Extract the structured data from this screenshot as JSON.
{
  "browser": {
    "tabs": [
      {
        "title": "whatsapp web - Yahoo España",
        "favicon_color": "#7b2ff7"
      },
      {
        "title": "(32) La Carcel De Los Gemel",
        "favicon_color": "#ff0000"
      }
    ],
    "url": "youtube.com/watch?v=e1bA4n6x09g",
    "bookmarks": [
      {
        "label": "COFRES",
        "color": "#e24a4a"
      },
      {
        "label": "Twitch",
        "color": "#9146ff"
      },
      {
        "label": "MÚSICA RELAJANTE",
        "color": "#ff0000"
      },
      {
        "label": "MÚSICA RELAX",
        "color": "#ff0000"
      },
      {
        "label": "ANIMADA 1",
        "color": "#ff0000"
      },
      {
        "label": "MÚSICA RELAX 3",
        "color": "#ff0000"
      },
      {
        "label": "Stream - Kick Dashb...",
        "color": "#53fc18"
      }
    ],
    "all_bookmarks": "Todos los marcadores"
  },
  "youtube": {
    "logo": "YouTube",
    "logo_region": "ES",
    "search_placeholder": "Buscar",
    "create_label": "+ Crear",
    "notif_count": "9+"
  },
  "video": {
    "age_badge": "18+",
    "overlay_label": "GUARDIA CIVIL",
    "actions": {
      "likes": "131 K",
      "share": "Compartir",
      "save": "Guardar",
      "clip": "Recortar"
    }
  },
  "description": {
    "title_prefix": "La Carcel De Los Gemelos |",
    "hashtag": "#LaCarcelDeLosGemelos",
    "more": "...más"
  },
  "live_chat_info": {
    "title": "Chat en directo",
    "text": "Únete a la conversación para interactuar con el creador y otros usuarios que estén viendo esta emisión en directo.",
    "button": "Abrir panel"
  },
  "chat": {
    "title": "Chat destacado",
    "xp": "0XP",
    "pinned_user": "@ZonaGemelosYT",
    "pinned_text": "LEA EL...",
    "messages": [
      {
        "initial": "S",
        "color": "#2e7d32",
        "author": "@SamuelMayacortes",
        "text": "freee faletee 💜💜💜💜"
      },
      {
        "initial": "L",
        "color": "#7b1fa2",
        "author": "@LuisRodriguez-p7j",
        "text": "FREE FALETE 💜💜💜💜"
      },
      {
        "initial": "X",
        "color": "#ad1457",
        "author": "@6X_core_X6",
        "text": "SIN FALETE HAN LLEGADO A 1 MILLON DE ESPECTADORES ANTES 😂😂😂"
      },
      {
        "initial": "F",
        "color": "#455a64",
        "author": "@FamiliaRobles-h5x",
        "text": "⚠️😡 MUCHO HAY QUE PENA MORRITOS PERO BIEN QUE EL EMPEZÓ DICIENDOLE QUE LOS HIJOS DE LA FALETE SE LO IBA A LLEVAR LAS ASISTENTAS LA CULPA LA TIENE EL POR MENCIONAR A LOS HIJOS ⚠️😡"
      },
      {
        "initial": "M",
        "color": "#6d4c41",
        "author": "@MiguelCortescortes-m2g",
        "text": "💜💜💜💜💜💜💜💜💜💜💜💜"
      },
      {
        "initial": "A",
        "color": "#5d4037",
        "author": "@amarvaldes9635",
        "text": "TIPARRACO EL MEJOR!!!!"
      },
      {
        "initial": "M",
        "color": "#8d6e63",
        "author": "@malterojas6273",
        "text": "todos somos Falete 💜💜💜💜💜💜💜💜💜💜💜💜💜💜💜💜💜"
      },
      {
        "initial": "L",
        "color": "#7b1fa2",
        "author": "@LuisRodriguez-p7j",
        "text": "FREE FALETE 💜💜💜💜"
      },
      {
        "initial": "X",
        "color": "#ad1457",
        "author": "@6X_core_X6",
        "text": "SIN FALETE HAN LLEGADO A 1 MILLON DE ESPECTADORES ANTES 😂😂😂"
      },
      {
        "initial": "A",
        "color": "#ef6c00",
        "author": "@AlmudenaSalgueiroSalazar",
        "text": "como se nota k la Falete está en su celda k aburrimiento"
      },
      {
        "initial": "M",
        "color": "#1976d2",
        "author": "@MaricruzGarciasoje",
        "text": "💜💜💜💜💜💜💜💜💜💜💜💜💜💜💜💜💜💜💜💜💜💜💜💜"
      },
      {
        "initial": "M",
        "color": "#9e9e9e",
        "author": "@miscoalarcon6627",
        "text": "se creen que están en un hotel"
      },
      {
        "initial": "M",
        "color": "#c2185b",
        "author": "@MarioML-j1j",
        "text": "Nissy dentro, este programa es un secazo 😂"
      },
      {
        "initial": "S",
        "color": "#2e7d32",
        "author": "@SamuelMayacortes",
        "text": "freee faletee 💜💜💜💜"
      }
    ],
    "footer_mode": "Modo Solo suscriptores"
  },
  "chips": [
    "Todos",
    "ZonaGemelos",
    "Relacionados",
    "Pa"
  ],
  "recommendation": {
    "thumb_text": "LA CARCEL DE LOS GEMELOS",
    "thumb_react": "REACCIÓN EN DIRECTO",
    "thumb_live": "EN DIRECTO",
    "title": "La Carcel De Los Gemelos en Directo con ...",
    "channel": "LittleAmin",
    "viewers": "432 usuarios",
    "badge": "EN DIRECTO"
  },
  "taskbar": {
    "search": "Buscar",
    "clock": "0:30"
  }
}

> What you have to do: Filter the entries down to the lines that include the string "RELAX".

> Result below:
        "label": "MÚSICA RELAX",
        "label": "MÚSICA RELAX 3",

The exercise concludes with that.